My top three priorities are:
1. To develop community involvement—not corporate ownership—in schools
2. To support wrap-around services not “high-stakes testing.”
3. To restore democracy and the election by the people of their own school boards. Continue reading

GPMI and Public Education

Written by Sherry Wells; posted by Art Myatt

Even before its 1837 statehood, Michigan had a superintendent of public instruction. Both its 1908 and 1963 Constitutions provided for a State Board of Education, as the “planning and coordinating body for all public education, including higher education,” and “instructed it to advise the legislature as to the financial requirements.” The Governor was made an ex-officio member without voting rights, but all this provided balance between those entities.

The State Board was decimated by Governors, beginning with Republican Engler. Democrat Granholm promised to restore those parts, but returned only the MEAP test. Gov. Snyder ripped out the Reform and Redesign Office, despite the Board’s expertise, to inject more charter schools and his contractor buddies across the state. We see how that’s “working” for the Detroit students.

Since 1999, the State twice took over the Detroit Public Schools, both times robbing it of its surplus and sending student achievement from better than the state average to the depths. It closed new and renovated buildings paid for by the citizen-passed millage and gave them to charters. School districts with majorities of low-income students know they are next on the chopping blocks. Continue reading

How the Corporate University Cheats the Public

Written by Fran Shor; posted here by Art Myatt

www.franshor.org

Public universities have a venerable tradition going back to the nineteenth century. In the aftermath of World War II, that era’s G.I. Bill, and federal legislation in the 1960’s, public universities became much more accessible to underserved populations, especially minorities and adult workers. Unfortunately, the last few decades have witnessed an erosion of financial support at both the federal and state level.

In Michigan, the state legislature originally recognized the importance of public universities by mandating that “universities remain responsible to the public at large.” In practice, this translated into statewide voting for the governing boards of the three major public universities in Michigan – University of Michigan, Michigan State, and Wayne State.

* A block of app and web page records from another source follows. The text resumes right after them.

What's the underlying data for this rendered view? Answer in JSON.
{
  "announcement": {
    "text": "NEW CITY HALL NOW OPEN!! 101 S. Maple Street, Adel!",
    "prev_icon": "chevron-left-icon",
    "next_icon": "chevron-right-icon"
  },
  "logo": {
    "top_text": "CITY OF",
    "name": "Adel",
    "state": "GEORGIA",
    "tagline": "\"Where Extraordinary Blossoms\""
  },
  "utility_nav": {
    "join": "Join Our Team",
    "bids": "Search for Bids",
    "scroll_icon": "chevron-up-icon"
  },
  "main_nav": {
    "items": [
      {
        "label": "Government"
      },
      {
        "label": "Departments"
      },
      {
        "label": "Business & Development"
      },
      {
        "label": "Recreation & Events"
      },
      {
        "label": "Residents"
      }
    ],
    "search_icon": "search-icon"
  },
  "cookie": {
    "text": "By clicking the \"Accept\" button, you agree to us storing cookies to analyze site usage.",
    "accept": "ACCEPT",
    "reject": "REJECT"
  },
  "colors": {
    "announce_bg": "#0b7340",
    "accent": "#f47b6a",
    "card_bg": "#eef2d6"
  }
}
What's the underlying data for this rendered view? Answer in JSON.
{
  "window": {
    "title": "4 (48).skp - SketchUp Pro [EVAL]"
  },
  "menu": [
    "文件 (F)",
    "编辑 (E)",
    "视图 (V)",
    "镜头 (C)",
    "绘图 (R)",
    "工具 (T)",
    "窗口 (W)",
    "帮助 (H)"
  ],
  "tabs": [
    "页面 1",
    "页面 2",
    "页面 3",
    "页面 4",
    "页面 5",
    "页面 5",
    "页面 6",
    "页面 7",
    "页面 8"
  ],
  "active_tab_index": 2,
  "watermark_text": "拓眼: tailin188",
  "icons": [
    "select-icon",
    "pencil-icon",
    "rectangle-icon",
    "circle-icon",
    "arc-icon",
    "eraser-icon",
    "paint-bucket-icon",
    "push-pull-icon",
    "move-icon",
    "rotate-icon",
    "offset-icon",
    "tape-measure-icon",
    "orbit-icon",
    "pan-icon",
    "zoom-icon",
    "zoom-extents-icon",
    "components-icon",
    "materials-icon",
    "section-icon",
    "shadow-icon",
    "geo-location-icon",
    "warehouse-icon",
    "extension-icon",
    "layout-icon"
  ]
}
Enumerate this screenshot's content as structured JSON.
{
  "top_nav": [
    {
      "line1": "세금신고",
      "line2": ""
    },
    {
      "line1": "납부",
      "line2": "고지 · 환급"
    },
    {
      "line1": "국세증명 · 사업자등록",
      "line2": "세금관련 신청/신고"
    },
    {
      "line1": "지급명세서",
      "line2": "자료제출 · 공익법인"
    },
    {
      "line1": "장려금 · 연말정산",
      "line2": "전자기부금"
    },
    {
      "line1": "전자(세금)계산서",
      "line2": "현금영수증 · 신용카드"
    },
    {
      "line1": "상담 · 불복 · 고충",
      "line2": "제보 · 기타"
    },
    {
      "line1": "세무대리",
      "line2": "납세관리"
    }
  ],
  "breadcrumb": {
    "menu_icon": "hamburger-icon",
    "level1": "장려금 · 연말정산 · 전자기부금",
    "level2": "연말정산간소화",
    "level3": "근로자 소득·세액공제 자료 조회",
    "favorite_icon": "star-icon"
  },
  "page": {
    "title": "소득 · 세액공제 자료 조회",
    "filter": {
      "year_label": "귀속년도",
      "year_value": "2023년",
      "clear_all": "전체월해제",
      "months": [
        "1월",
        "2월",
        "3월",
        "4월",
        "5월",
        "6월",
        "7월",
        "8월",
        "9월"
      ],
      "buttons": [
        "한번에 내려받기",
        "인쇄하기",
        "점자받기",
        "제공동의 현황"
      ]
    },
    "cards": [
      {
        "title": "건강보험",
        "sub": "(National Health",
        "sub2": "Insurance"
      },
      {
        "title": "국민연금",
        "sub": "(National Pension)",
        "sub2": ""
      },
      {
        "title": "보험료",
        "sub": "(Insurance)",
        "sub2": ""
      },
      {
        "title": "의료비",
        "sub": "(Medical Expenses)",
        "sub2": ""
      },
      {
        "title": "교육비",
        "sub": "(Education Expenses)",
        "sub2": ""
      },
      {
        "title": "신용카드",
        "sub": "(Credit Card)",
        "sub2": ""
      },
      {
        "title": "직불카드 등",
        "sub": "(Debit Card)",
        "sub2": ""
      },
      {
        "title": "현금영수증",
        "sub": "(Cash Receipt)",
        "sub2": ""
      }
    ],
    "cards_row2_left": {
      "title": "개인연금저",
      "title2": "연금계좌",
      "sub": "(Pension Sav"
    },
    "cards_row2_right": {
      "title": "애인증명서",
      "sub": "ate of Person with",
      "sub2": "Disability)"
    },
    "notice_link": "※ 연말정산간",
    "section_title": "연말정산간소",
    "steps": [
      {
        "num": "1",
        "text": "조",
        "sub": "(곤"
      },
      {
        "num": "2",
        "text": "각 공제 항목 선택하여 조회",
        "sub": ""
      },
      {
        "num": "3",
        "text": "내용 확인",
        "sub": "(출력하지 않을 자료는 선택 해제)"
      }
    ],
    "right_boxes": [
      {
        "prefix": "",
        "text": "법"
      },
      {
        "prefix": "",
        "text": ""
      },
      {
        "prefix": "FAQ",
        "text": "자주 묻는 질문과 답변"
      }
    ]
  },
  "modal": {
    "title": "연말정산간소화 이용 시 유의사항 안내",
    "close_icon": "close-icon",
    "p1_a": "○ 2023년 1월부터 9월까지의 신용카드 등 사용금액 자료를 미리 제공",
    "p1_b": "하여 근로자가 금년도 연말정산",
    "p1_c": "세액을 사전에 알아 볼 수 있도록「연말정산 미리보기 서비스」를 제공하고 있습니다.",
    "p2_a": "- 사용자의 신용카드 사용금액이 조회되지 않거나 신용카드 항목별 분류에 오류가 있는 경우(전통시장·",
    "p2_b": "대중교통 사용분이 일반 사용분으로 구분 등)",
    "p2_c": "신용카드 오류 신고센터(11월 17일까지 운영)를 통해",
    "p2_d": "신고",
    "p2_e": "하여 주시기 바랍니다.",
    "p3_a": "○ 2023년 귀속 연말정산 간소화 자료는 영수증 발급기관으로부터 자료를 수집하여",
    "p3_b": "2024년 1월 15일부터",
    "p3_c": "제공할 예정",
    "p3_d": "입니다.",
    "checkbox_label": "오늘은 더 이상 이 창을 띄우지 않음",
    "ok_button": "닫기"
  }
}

However, as noted recently by a report issued in September 2016 by the Michigan League for Public Policy: “Between 2003 and 2017, Michigan cut university funding by more an $262,000,000, a 30% decrease in public support after adjusting for inflation. The cuts have resulted in students and their families being charged higher tuition to make up for the universities’ lost state revenue.” As a consequence, Michigan now has the sixth highest tuition in the nation for in-state students. What had been once affordable even for students from working and poor families has either priced them out of Michigan public universities or added additional debt burdens to these students and their families. Continue reading

Address to WSU Board of Governors 9/23

(author – Fran Shor; posted by Art Myatt)

Thank you for the opportunity to address this body. My name is Francis Shor and I am an Emeritus Professor in History at WSU. During my forty years as a faculty member here, I believe I only addressed the Board once – in 2007 when it was considering eliminating the special degree-granting program for working adults in which I taught. Unfortunately, the Board ratified, by a 6-2 vote, the very shortsighted proposal of the Administration. In the immediate aftermath, the university began losing students, ours included, and became a less accessible institution of higher learning for working adults and, also, African-Americans who had constituted a majority of students in our program and who we graduated at a much higher percentage than their younger cohorts in the traditional undergraduate programs at WSU.

However, I am not here to rehash an old mistake, but to address what is potentially a new mistake, albeit on the surface not as consequential. Continue reading